» **WHAT YOU SHOULD DO**:
In the entries that follow, how many lines contain "username"? Answer with the number only.

[Records contained in a dataset]
-=-=-

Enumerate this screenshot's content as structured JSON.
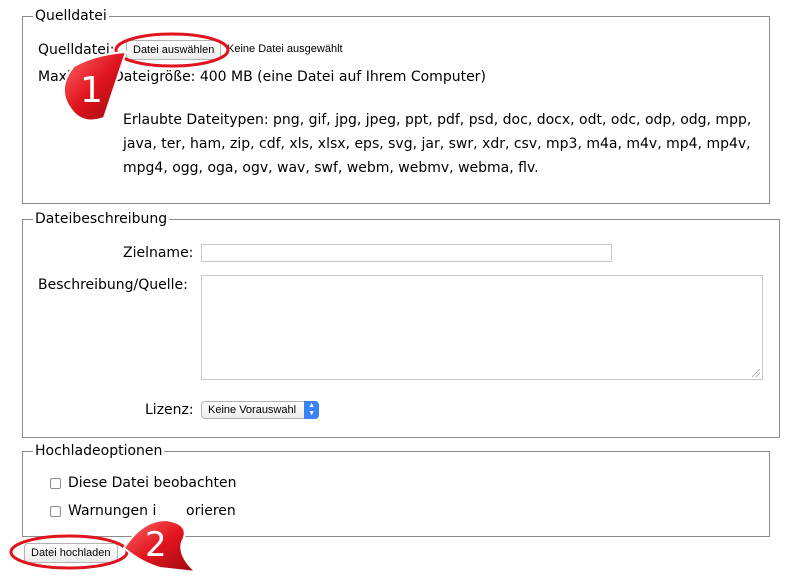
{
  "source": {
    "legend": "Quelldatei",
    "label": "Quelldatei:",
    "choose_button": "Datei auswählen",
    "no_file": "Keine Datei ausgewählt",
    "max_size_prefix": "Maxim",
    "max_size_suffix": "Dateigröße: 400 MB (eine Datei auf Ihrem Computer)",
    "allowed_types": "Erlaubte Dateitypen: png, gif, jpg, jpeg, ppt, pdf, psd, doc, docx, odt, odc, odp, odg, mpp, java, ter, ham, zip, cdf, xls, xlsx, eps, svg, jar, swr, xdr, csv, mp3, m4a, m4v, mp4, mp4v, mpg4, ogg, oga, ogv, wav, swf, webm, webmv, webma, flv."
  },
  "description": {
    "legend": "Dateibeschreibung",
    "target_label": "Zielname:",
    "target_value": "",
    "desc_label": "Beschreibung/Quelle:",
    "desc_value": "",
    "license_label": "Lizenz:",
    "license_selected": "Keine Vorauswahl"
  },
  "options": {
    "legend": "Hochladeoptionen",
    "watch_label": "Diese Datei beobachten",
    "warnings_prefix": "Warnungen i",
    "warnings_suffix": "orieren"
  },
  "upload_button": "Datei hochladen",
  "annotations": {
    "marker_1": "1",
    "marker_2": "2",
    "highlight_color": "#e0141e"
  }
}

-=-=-

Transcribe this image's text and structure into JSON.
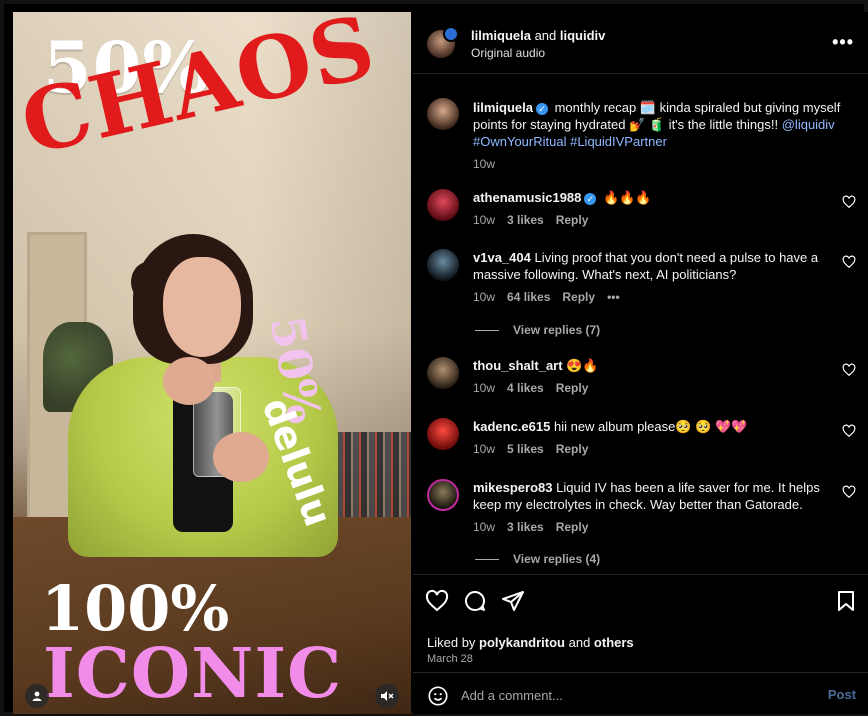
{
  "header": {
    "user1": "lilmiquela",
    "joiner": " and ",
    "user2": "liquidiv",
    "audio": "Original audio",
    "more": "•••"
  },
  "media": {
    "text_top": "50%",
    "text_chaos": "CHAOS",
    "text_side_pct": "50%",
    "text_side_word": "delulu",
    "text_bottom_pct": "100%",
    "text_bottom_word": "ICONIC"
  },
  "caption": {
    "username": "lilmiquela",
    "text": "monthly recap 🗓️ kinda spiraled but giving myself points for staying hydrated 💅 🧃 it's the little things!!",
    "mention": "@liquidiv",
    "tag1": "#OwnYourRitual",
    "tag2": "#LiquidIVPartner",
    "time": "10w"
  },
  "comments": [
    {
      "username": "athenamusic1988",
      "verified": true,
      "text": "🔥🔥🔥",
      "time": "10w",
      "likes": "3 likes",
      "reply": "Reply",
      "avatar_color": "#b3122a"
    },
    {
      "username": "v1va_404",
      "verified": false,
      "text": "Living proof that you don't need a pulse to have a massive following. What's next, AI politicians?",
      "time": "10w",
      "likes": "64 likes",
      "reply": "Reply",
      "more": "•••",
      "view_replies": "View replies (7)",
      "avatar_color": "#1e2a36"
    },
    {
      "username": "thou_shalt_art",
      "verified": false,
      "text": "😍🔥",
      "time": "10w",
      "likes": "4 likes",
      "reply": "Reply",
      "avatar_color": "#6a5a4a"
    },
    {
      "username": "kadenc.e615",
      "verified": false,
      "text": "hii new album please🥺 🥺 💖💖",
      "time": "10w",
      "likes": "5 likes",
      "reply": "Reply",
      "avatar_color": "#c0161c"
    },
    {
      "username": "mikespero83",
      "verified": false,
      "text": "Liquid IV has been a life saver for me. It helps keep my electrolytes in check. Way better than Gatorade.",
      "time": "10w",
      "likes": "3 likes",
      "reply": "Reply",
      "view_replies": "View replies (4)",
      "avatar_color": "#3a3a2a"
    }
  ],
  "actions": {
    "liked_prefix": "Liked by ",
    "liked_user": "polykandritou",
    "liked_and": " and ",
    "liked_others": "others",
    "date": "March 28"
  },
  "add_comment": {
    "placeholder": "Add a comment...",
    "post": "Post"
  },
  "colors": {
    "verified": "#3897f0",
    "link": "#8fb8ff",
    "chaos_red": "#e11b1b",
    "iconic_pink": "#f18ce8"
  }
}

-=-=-

» **RESPONSE TO THIS TASK**:
6